Work to complete ->
What lines in the records below include the word "JSON"? Return each one.

Extracted data ->
-.-.-

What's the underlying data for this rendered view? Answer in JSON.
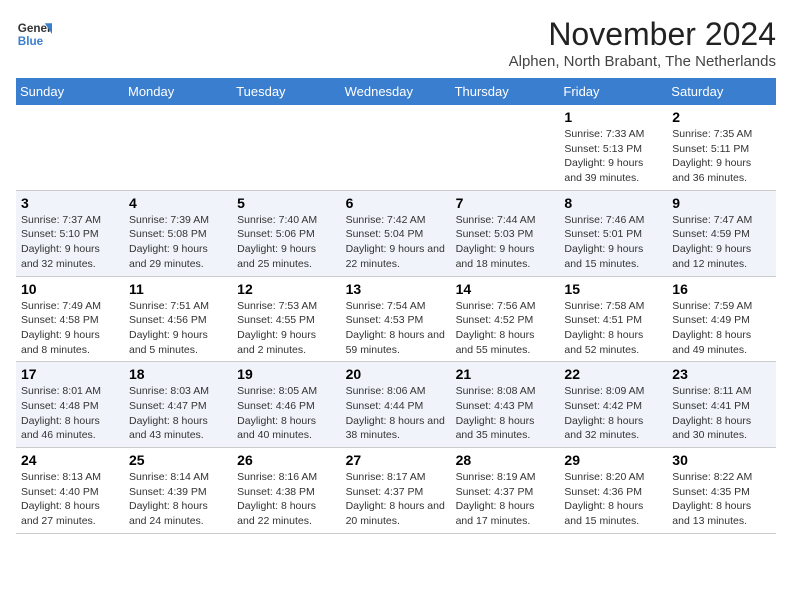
{
  "logo": {
    "general": "General",
    "blue": "Blue"
  },
  "title": "November 2024",
  "subtitle": "Alphen, North Brabant, The Netherlands",
  "headers": [
    "Sunday",
    "Monday",
    "Tuesday",
    "Wednesday",
    "Thursday",
    "Friday",
    "Saturday"
  ],
  "weeks": [
    [
      {
        "day": "",
        "info": ""
      },
      {
        "day": "",
        "info": ""
      },
      {
        "day": "",
        "info": ""
      },
      {
        "day": "",
        "info": ""
      },
      {
        "day": "",
        "info": ""
      },
      {
        "day": "1",
        "info": "Sunrise: 7:33 AM\nSunset: 5:13 PM\nDaylight: 9 hours and 39 minutes."
      },
      {
        "day": "2",
        "info": "Sunrise: 7:35 AM\nSunset: 5:11 PM\nDaylight: 9 hours and 36 minutes."
      }
    ],
    [
      {
        "day": "3",
        "info": "Sunrise: 7:37 AM\nSunset: 5:10 PM\nDaylight: 9 hours and 32 minutes."
      },
      {
        "day": "4",
        "info": "Sunrise: 7:39 AM\nSunset: 5:08 PM\nDaylight: 9 hours and 29 minutes."
      },
      {
        "day": "5",
        "info": "Sunrise: 7:40 AM\nSunset: 5:06 PM\nDaylight: 9 hours and 25 minutes."
      },
      {
        "day": "6",
        "info": "Sunrise: 7:42 AM\nSunset: 5:04 PM\nDaylight: 9 hours and 22 minutes."
      },
      {
        "day": "7",
        "info": "Sunrise: 7:44 AM\nSunset: 5:03 PM\nDaylight: 9 hours and 18 minutes."
      },
      {
        "day": "8",
        "info": "Sunrise: 7:46 AM\nSunset: 5:01 PM\nDaylight: 9 hours and 15 minutes."
      },
      {
        "day": "9",
        "info": "Sunrise: 7:47 AM\nSunset: 4:59 PM\nDaylight: 9 hours and 12 minutes."
      }
    ],
    [
      {
        "day": "10",
        "info": "Sunrise: 7:49 AM\nSunset: 4:58 PM\nDaylight: 9 hours and 8 minutes."
      },
      {
        "day": "11",
        "info": "Sunrise: 7:51 AM\nSunset: 4:56 PM\nDaylight: 9 hours and 5 minutes."
      },
      {
        "day": "12",
        "info": "Sunrise: 7:53 AM\nSunset: 4:55 PM\nDaylight: 9 hours and 2 minutes."
      },
      {
        "day": "13",
        "info": "Sunrise: 7:54 AM\nSunset: 4:53 PM\nDaylight: 8 hours and 59 minutes."
      },
      {
        "day": "14",
        "info": "Sunrise: 7:56 AM\nSunset: 4:52 PM\nDaylight: 8 hours and 55 minutes."
      },
      {
        "day": "15",
        "info": "Sunrise: 7:58 AM\nSunset: 4:51 PM\nDaylight: 8 hours and 52 minutes."
      },
      {
        "day": "16",
        "info": "Sunrise: 7:59 AM\nSunset: 4:49 PM\nDaylight: 8 hours and 49 minutes."
      }
    ],
    [
      {
        "day": "17",
        "info": "Sunrise: 8:01 AM\nSunset: 4:48 PM\nDaylight: 8 hours and 46 minutes."
      },
      {
        "day": "18",
        "info": "Sunrise: 8:03 AM\nSunset: 4:47 PM\nDaylight: 8 hours and 43 minutes."
      },
      {
        "day": "19",
        "info": "Sunrise: 8:05 AM\nSunset: 4:46 PM\nDaylight: 8 hours and 40 minutes."
      },
      {
        "day": "20",
        "info": "Sunrise: 8:06 AM\nSunset: 4:44 PM\nDaylight: 8 hours and 38 minutes."
      },
      {
        "day": "21",
        "info": "Sunrise: 8:08 AM\nSunset: 4:43 PM\nDaylight: 8 hours and 35 minutes."
      },
      {
        "day": "22",
        "info": "Sunrise: 8:09 AM\nSunset: 4:42 PM\nDaylight: 8 hours and 32 minutes."
      },
      {
        "day": "23",
        "info": "Sunrise: 8:11 AM\nSunset: 4:41 PM\nDaylight: 8 hours and 30 minutes."
      }
    ],
    [
      {
        "day": "24",
        "info": "Sunrise: 8:13 AM\nSunset: 4:40 PM\nDaylight: 8 hours and 27 minutes."
      },
      {
        "day": "25",
        "info": "Sunrise: 8:14 AM\nSunset: 4:39 PM\nDaylight: 8 hours and 24 minutes."
      },
      {
        "day": "26",
        "info": "Sunrise: 8:16 AM\nSunset: 4:38 PM\nDaylight: 8 hours and 22 minutes."
      },
      {
        "day": "27",
        "info": "Sunrise: 8:17 AM\nSunset: 4:37 PM\nDaylight: 8 hours and 20 minutes."
      },
      {
        "day": "28",
        "info": "Sunrise: 8:19 AM\nSunset: 4:37 PM\nDaylight: 8 hours and 17 minutes."
      },
      {
        "day": "29",
        "info": "Sunrise: 8:20 AM\nSunset: 4:36 PM\nDaylight: 8 hours and 15 minutes."
      },
      {
        "day": "30",
        "info": "Sunrise: 8:22 AM\nSunset: 4:35 PM\nDaylight: 8 hours and 13 minutes."
      }
    ]
  ]
}
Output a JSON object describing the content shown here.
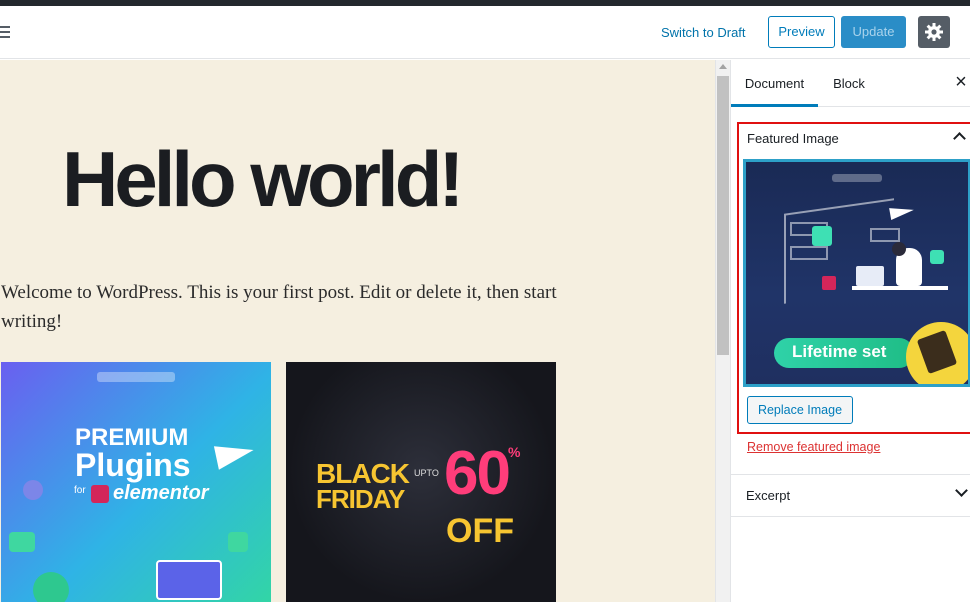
{
  "toolbar": {
    "menu_icon": "menu-icon",
    "switch_to_draft": "Switch to Draft",
    "preview": "Preview",
    "update": "Update",
    "settings_icon": "gear-icon"
  },
  "post": {
    "title": "Hello world!",
    "paragraph": "Welcome to WordPress. This is your first post. Edit or delete it, then start writing!"
  },
  "gallery": {
    "image1": {
      "line1": "PREMIUM",
      "line2": "Plugins",
      "for": "for",
      "brand": "elementor"
    },
    "image2": {
      "line1": "BLACK",
      "line2": "FRIDAY",
      "upto": "UPTO",
      "discount": "60",
      "percent": "%",
      "off": "OFF"
    }
  },
  "sidebar": {
    "tabs": [
      {
        "label": "Document",
        "active": true
      },
      {
        "label": "Block",
        "active": false
      }
    ],
    "close_icon": "close-icon",
    "featured_image": {
      "heading": "Featured Image",
      "image_banner": "Lifetime set",
      "replace_label": "Replace Image",
      "remove_label": "Remove featured image"
    },
    "excerpt": {
      "heading": "Excerpt"
    }
  },
  "colors": {
    "accent": "#007cba",
    "highlight_border": "#e01010",
    "canvas_bg": "#f5efe0",
    "remove_link": "#dc3232"
  }
}
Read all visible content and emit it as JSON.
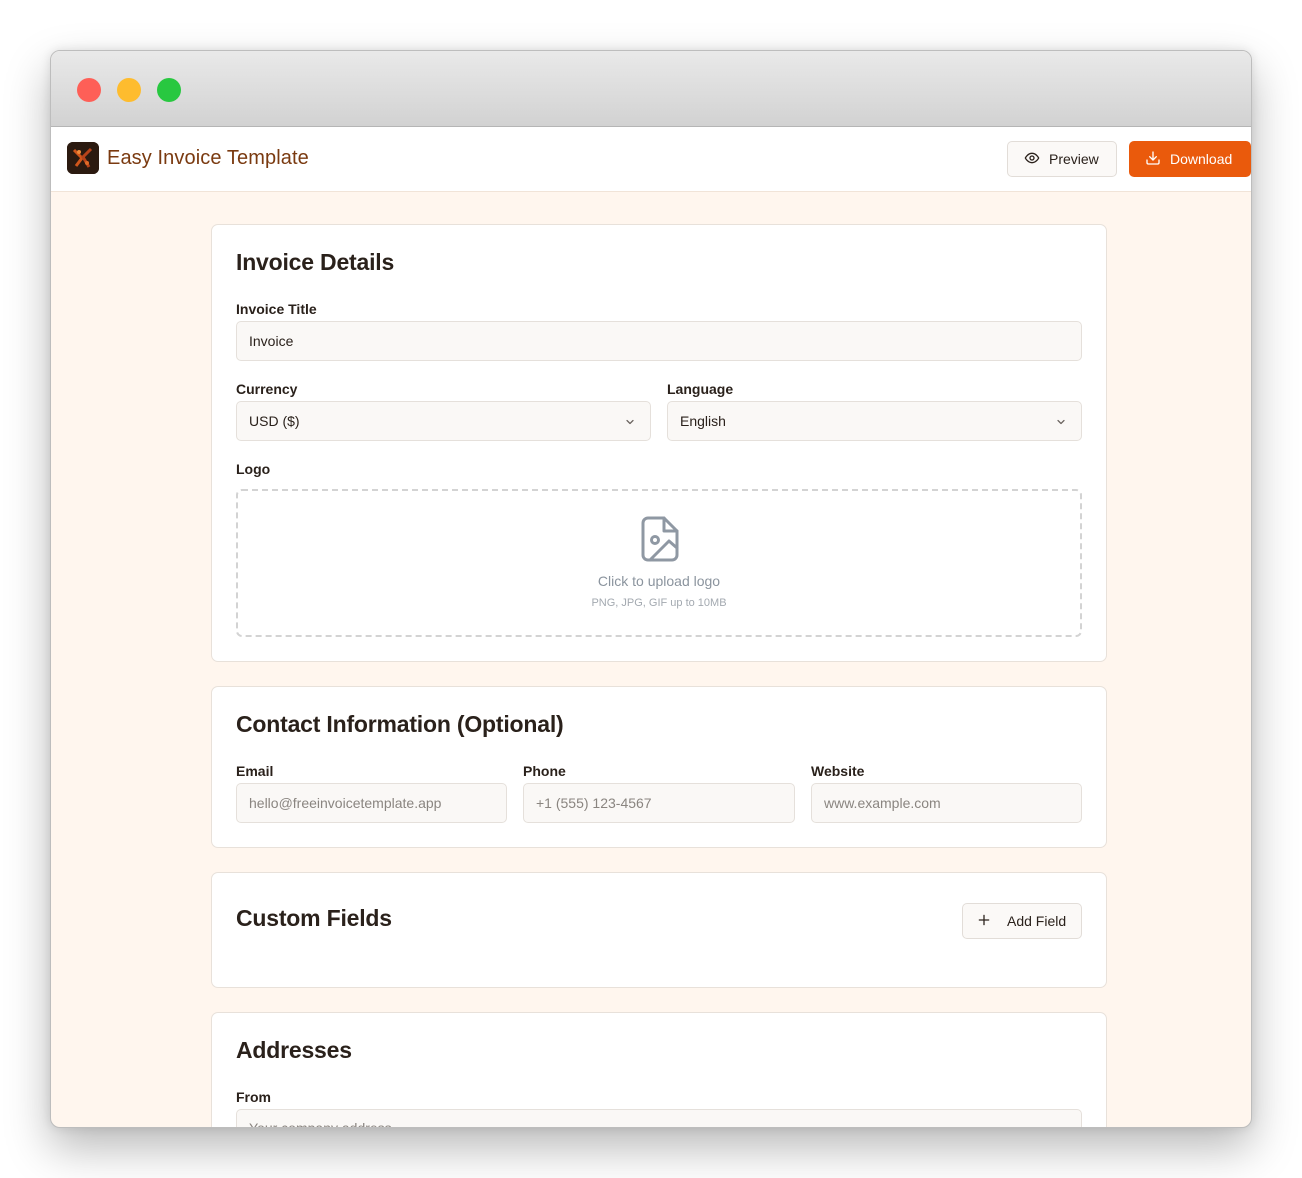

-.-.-

Written response ->
What's the underlying data for this rendered view? Answer in JSON.
Output a JSON object describing the content shown here.
Read all visible content and emit it as JSON.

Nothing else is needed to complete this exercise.